::: SUPPLIED RECORDS :::
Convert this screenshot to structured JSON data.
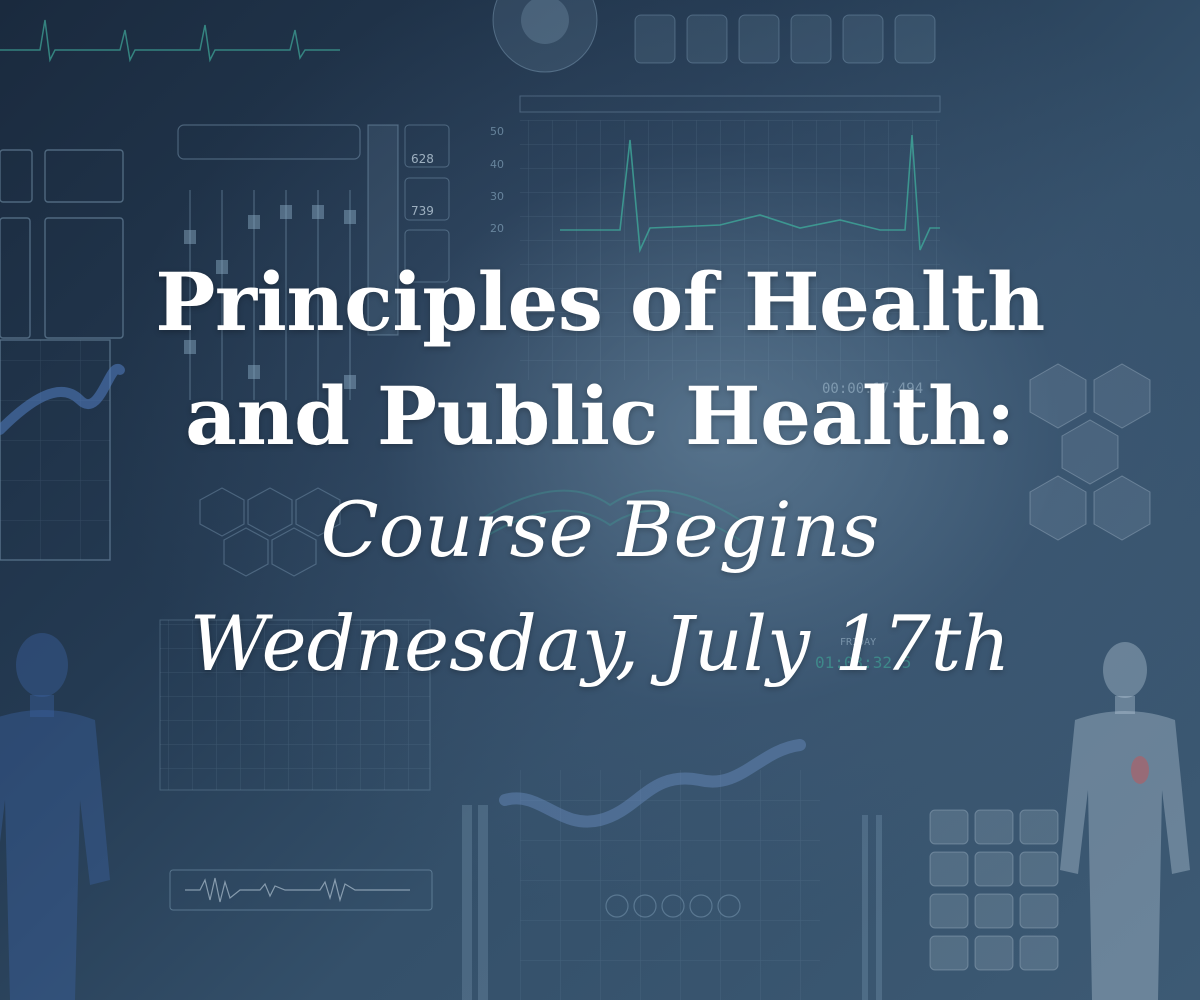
{
  "headline": {
    "line1": "Principles of Health",
    "line2": "and Public Health:",
    "line3": "Course Begins",
    "line4": "Wednesday, July 17th"
  },
  "background": {
    "readouts": {
      "value_a": "628",
      "value_b": "739",
      "timer_a": "00:00:17.494",
      "timer_b": "01:03:32.5",
      "label_friday": "FRIDAY",
      "axis_labels": [
        "50",
        "40",
        "30",
        "20"
      ]
    },
    "colors": {
      "base": "#1b2c40",
      "overlay_line": "#8fb0c8",
      "ecg_trace": "#3fa89a",
      "text": "#ffffff"
    }
  }
}
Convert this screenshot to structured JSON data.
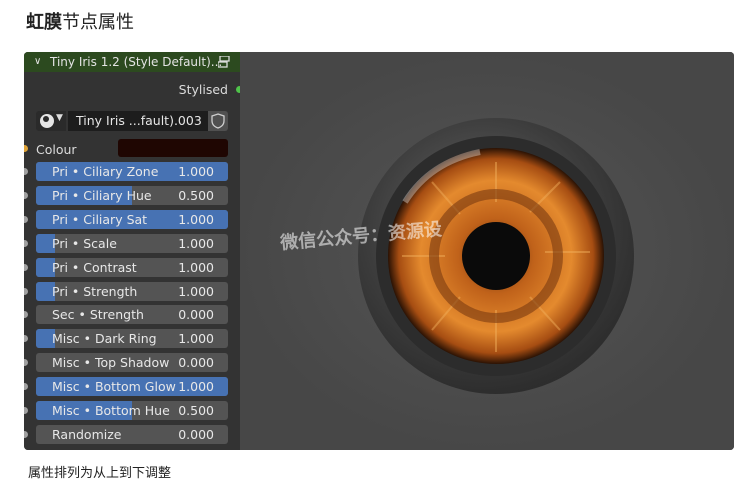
{
  "page_title": {
    "bold": "虹膜",
    "rest": "节点属性"
  },
  "node": {
    "title": "Tiny Iris 1.2 (Style Default)...",
    "output_label": "Stylised",
    "group_name": "Tiny Iris ...fault).003",
    "colour_label": "Colour",
    "colour_value": "#1f0602",
    "sliders": [
      {
        "label": "Pri • Ciliary Zone",
        "value": "1.000",
        "fill": 1.0
      },
      {
        "label": "Pri • Ciliary Hue",
        "value": "0.500",
        "fill": 0.5
      },
      {
        "label": "Pri • Ciliary Sat",
        "value": "1.000",
        "fill": 1.0
      },
      {
        "label": "Pri • Scale",
        "value": "1.000",
        "fill": 0.1
      },
      {
        "label": "Pri • Contrast",
        "value": "1.000",
        "fill": 0.1
      },
      {
        "label": "Pri • Strength",
        "value": "1.000",
        "fill": 0.1
      },
      {
        "label": "Sec • Strength",
        "value": "0.000",
        "fill": 0.0
      },
      {
        "label": "Misc • Dark Ring",
        "value": "1.000",
        "fill": 0.1
      },
      {
        "label": "Misc • Top Shadow",
        "value": "0.000",
        "fill": 0.0
      },
      {
        "label": "Misc • Bottom Glow",
        "value": "1.000",
        "fill": 1.0
      },
      {
        "label": "Misc • Bottom Hue",
        "value": "0.500",
        "fill": 0.5
      },
      {
        "label": "Randomize",
        "value": "0.000",
        "fill": 0.0
      }
    ]
  },
  "viewport": {
    "watermark": "微信公众号：资源设"
  },
  "caption": "属性排列为从上到下调整",
  "colors": {
    "accent": "#4772b3",
    "header": "#2c4a1f",
    "socket_output": "#4fc34a",
    "socket_colour": "#e0a437"
  }
}
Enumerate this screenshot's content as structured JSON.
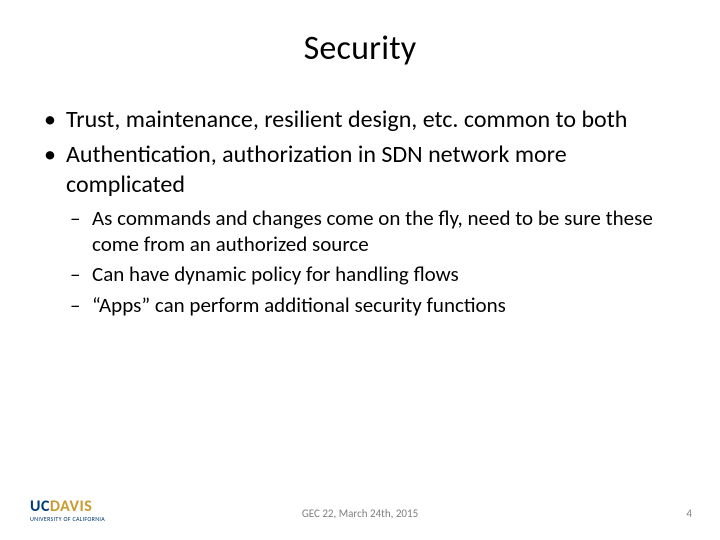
{
  "title": "Security",
  "bullets": {
    "b0": "Trust, maintenance, resilient design, etc. common to both",
    "b1": "Authentication, authorization in SDN network more complicated",
    "b1_sub": {
      "s0": "As commands and changes come on the fly, need to be sure these come from an authorized source",
      "s1": "Can have dynamic policy for handling flows",
      "s2": "“Apps” can perform additional security functions"
    }
  },
  "footer": {
    "logo_uc": "UC",
    "logo_davis": "DAVIS",
    "logo_sub": "UNIVERSITY OF CALIFORNIA",
    "center": "GEC 22, March 24th, 2015",
    "page": "4"
  }
}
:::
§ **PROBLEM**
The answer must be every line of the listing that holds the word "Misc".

§ **RESPONSE BELOW**
        "label": "Misc • Dark Ring",
        "label": "Misc • Top Shadow",
        "label": "Misc • Bottom Glow",
        "label": "Misc • Bottom Hue",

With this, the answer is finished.